By Amanda Murthy
“Heritage can be a very personal journey, and sacred heritage even more so. In a changing world we look to our heritage as a place of stability and comfort.”
These were the words of Minister for Heritage David Templeman when asked about the 2018 Geraldton Heritage Council’s Regional Heritage Conference which took place on 12 and 13 April.
Supported by the City of Geraldton, some 60 delegates took part in various activities, workshops, heritage tours and talks by notable speakers.
A total of 10 guest speakers graced the conference talking about the rich culture, heritage and architecture of Western Australia.
Among them were Benedictine Community of New Norcia Abbott Fr John Herbert, who gave a talk on monks and museums – the living traditions of Australia’s only monastic town.
A talk on Sikh heritage was delivered by founding member of Australian Sikh Heritage Association (ASHA) Tarun Preet Singh, and building archaeologist and WA heritage consultant Dr Fiona Bush spoke about the stained glass of Geraldton’s Cathedrals.
Director of Heritage for the Diocese of Geraldton, Fr Robert Cross said the conference successfully achieved its aim to deliver historic and Aboriginal heritage.
“With the practical guidance on care, interpretation, activation and appropriate sustainable use of Western Australian sacred heritage,” he said.
Prior to the conference, a Camino San Francisco Walk from Northampton to Geraldton via the Chapman Valley was held.
Over the span of two days, participants visited heritage sites and celebrated Mass at heritage sites, while completing a 60km walk.
The 30 participants gathered on 6 April to share a meal, then attended a Mass at Northampton’s St Mary of the Altar of Heaven Church – built by Geraldton’s much loved late priest and architect, Monsignor Hawes.
On the morning of 7 April, the participants began their journey stopping at sites including the ruins of the Gwalla Church, built in 1864 and the nearby cemetery.
They walked off into the scenic countryside, passing by the historic Bowes Homestead and up Norman’s Well Road to Nabawa Tavern which marked the end for most of the pilgrims for day. The evening meal was catered for by the Yuna Country Women’s Association (CWA).

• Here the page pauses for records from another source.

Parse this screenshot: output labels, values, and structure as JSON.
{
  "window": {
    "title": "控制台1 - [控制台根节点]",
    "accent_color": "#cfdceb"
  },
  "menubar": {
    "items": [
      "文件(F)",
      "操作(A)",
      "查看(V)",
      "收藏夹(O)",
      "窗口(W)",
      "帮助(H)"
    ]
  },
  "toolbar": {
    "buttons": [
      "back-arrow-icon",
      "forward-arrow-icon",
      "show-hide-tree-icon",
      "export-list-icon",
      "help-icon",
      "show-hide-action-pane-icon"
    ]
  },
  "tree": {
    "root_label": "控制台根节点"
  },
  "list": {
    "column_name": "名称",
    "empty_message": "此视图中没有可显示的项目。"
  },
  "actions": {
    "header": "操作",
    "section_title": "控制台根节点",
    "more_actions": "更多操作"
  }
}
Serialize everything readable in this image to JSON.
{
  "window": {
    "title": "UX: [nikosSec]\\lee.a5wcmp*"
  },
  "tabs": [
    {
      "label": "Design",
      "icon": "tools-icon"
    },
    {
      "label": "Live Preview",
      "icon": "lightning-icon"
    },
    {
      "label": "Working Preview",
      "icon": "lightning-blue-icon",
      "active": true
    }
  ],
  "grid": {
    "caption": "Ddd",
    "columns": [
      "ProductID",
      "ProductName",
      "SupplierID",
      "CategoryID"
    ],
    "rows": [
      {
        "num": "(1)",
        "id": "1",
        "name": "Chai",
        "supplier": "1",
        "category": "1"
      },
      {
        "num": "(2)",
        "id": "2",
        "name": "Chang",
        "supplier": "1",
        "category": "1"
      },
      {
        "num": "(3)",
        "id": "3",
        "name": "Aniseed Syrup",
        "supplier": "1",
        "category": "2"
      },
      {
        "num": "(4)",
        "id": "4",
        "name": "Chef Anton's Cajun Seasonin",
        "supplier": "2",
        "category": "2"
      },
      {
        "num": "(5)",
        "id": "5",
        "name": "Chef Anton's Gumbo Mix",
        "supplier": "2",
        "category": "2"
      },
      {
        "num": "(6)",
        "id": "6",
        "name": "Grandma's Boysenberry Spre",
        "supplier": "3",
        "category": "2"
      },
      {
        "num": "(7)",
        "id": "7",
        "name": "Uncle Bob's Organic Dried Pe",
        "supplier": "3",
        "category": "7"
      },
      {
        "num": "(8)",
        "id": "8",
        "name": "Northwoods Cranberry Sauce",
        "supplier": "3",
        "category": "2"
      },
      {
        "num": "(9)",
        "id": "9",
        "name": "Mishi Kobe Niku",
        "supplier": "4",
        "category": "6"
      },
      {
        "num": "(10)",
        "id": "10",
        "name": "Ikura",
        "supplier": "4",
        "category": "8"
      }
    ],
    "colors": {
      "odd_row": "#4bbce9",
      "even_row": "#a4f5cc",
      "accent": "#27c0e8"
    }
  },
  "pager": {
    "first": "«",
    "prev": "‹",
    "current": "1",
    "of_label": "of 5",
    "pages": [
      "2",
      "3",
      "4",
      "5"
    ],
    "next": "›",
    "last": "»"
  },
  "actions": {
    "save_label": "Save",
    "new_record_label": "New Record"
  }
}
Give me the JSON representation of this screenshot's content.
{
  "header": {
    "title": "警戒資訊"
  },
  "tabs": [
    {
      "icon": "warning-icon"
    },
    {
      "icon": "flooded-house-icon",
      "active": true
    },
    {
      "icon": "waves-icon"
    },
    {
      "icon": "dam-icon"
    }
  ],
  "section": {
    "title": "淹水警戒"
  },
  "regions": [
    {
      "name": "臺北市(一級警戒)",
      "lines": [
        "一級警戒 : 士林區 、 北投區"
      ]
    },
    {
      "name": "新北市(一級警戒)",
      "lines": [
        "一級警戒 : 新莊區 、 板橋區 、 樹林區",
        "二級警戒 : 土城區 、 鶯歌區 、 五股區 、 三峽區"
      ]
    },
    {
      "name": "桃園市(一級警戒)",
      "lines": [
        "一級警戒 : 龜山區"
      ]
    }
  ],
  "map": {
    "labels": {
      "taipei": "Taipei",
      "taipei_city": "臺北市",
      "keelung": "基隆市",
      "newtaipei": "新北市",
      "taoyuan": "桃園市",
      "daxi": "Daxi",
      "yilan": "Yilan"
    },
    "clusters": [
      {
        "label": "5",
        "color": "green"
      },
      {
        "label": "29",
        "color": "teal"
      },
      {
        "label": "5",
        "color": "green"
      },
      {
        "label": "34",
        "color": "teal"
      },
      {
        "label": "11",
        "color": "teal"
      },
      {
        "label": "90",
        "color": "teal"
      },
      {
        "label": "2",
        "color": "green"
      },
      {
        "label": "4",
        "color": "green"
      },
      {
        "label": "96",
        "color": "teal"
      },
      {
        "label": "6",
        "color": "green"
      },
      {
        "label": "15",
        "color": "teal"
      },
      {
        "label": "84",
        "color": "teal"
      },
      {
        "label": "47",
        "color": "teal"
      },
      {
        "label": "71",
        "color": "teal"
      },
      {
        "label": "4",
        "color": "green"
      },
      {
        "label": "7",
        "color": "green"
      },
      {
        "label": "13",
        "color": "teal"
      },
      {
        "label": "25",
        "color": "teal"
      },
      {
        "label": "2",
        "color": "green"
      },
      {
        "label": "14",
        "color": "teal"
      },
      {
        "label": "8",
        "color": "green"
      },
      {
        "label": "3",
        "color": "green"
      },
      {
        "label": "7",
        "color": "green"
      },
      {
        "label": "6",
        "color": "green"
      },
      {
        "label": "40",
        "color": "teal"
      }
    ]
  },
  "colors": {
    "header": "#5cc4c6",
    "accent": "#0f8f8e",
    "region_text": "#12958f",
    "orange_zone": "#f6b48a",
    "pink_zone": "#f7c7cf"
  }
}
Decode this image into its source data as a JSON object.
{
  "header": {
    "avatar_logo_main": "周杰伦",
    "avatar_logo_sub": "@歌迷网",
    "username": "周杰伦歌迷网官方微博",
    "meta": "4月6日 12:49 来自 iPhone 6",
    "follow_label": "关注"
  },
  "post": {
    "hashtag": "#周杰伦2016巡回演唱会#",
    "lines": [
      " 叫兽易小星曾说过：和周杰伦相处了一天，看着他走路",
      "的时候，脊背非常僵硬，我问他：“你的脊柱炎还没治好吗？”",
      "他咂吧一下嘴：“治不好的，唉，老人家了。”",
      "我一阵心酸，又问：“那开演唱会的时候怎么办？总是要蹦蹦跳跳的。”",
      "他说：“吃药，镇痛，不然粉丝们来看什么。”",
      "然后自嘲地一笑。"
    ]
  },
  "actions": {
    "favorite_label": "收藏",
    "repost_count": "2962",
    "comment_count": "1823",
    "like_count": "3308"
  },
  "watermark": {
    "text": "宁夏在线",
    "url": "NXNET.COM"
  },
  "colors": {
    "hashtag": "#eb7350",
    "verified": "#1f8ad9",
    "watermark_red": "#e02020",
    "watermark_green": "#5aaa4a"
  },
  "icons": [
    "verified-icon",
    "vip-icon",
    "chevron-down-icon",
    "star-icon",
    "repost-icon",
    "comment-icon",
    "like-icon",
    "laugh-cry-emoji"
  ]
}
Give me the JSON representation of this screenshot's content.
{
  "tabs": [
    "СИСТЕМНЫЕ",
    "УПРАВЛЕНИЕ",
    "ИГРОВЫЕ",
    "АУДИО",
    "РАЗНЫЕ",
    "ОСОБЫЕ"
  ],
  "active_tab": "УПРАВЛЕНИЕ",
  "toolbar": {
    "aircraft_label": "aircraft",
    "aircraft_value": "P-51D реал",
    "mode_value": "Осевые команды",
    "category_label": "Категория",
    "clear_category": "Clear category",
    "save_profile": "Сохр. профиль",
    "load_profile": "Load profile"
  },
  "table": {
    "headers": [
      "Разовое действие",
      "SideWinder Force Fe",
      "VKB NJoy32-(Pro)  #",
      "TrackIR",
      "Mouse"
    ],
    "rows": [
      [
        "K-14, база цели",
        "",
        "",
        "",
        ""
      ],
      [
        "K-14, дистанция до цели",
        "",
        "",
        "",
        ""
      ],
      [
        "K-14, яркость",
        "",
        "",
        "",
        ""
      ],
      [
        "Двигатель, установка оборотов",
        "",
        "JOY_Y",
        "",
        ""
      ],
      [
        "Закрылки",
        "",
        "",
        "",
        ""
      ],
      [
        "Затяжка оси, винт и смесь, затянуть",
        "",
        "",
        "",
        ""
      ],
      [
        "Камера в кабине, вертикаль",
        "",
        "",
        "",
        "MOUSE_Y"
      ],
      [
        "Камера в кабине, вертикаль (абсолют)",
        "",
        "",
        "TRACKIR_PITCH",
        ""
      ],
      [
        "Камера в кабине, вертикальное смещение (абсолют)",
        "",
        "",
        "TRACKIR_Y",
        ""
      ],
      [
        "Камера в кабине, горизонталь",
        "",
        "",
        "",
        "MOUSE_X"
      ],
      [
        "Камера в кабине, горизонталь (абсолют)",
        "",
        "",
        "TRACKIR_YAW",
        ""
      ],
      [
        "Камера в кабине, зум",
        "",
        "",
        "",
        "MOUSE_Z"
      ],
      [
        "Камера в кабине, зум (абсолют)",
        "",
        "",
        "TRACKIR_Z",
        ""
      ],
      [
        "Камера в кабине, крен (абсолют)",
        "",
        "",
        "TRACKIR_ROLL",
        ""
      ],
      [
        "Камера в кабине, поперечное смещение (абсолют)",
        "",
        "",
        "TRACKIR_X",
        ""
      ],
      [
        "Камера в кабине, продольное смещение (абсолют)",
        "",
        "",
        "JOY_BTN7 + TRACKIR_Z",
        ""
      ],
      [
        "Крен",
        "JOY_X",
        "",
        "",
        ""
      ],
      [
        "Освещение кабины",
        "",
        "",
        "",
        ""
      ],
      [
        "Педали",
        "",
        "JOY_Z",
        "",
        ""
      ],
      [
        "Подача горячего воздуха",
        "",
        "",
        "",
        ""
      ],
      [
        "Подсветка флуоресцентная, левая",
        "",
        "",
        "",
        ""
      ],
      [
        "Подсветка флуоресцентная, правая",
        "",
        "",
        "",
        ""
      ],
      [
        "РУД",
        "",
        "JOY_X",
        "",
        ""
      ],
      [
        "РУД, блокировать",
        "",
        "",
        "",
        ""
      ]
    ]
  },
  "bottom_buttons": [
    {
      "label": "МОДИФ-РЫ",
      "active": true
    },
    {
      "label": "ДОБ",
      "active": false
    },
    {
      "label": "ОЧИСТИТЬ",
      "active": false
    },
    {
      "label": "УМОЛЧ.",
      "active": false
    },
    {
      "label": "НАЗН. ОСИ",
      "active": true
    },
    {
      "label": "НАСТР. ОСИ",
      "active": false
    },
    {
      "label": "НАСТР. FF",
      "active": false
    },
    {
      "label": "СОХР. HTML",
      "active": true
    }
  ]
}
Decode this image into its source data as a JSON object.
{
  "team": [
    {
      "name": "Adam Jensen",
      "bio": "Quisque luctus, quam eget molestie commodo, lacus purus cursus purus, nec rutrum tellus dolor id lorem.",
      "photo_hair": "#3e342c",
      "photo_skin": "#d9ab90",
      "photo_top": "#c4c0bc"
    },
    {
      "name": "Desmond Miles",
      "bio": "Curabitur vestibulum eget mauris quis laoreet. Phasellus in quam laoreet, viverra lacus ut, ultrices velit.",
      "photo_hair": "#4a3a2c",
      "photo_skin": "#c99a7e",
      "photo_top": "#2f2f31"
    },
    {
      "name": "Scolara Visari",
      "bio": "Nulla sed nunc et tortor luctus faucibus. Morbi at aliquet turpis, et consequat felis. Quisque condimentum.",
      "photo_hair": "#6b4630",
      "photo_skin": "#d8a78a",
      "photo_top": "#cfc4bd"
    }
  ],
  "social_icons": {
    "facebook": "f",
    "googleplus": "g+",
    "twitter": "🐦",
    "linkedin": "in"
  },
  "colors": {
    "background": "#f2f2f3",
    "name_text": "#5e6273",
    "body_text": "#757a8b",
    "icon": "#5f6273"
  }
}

Sunday morning saw another early start with pilgrims setting off for the Nanson Church of Our Lady of Fatima (also a Monsignor Hawes building) for Sunday Mass, then off they went to complete the walk.
In an interview with The Record, Fr Cross spoke about his talk at the conference, which explored perspectives of a heritage architect and priest. There are already plans to conduct a 300km Camino in 2019.
“The 2019 walk plans to take place from Mt Magnet, taking in Monsignor Hawes built and movable heritage at Melangata Station, Yalgoo Dominican Convent, Mullewa Mass Rock and Church of Mt Carmel, Kojarena Chapel, Utakarra Cemetery Chapel, the Hermitage and St Francis Xavier Cathedral.”
When asked to share one of the events highlights, Fr Cross recalled the table spreads of messages and drawings on butcher paper prepared by the children who attend the Yuna Primary School for the pilgrims.
“That was a sweet gesture by the children.
“The Pilgrims responded by writing messages in return and the spreads were to be returned to the Yuna school children as a sign of appreciation for their efforts,” he added.